# Description of the task
Write the entries below out again exactly; any picture in them stays out.

(Excerpts from an interface dataset)
-- Opening Marker --

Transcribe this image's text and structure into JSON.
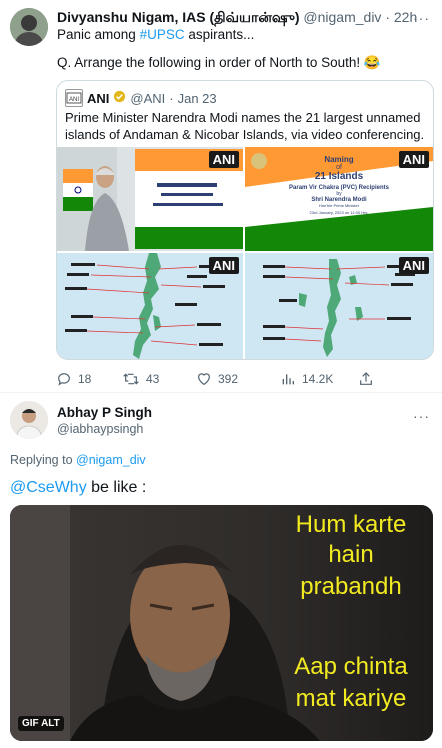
{
  "tweet1": {
    "author_name": "Divyanshu Nigam, IAS (திவ்யான்ஷு)",
    "handle": "@nigam_div",
    "time": "22h",
    "text_line1_pre": "Panic among ",
    "hashtag": "#UPSC",
    "text_line1_post": " aspirants...",
    "text_line2": "Q. Arrange the following in order of North to South! 😂",
    "quote": {
      "author_name": "ANI",
      "handle": "@ANI",
      "date": "Jan 23",
      "text": "Prime Minister Narendra Modi names the 21 largest unnamed islands of Andaman & Nicobar Islands, via video conferencing.",
      "ani_label": "ANI",
      "slide_title_1": "Naming",
      "slide_title_2": "of",
      "slide_title_3": "21 Islands",
      "slide_sub": "Param Vir Chakra (PVC) Recipients",
      "slide_by": "by",
      "slide_name": "Shri Narendra Modi",
      "slide_role": "Hon'ble Prime Minister",
      "slide_date": "23rd January, 2023 on 11:00 Hrs."
    },
    "stats": {
      "replies": "18",
      "retweets": "43",
      "likes": "392",
      "views": "14.2K"
    }
  },
  "tweet2": {
    "author_name": "Abhay P Singh",
    "handle": "@iabhaypsingh",
    "replying_prefix": "Replying to ",
    "replying_handle": "@nigam_div",
    "mention": "@CseWhy",
    "text_post": " be like :",
    "gif": {
      "caption_line1": "Hum karte",
      "caption_line2": "hain",
      "caption_line3": "prabandh",
      "caption_line4": "Aap chinta",
      "caption_line5": "mat kariye",
      "badge": "GIF  ALT"
    }
  },
  "colors": {
    "accent": "#1d9bf0",
    "muted": "#536471",
    "caption": "#f2ea20"
  }
}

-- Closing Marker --

# The answer
Transcribe this image's text and structure into JSON.
{
  "tweet1": {
    "author_name": "Divyanshu Nigam, IAS (திவ்யான்ஷு)",
    "handle": "@nigam_div",
    "time": "22h",
    "text_line1_pre": "Panic among ",
    "hashtag": "#UPSC",
    "text_line1_post": " aspirants...",
    "text_line2": "Q. Arrange the following in order of North to South! 😂",
    "quote": {
      "author_name": "ANI",
      "handle": "@ANI",
      "date": "Jan 23",
      "text": "Prime Minister Narendra Modi names the 21 largest unnamed islands of Andaman & Nicobar Islands, via video conferencing.",
      "ani_label": "ANI",
      "slide_title_1": "Naming",
      "slide_title_2": "of",
      "slide_title_3": "21 Islands",
      "slide_sub": "Param Vir Chakra (PVC) Recipients",
      "slide_by": "by",
      "slide_name": "Shri Narendra Modi",
      "slide_role": "Hon'ble Prime Minister",
      "slide_date": "23rd January, 2023 on 11:00 Hrs."
    },
    "stats": {
      "replies": "18",
      "retweets": "43",
      "likes": "392",
      "views": "14.2K"
    }
  },
  "tweet2": {
    "author_name": "Abhay P Singh",
    "handle": "@iabhaypsingh",
    "replying_prefix": "Replying to ",
    "replying_handle": "@nigam_div",
    "mention": "@CseWhy",
    "text_post": " be like :",
    "gif": {
      "caption_line1": "Hum karte",
      "caption_line2": "hain",
      "caption_line3": "prabandh",
      "caption_line4": "Aap chinta",
      "caption_line5": "mat kariye",
      "badge": "GIF  ALT"
    }
  },
  "colors": {
    "accent": "#1d9bf0",
    "muted": "#536471",
    "caption": "#f2ea20"
  }
}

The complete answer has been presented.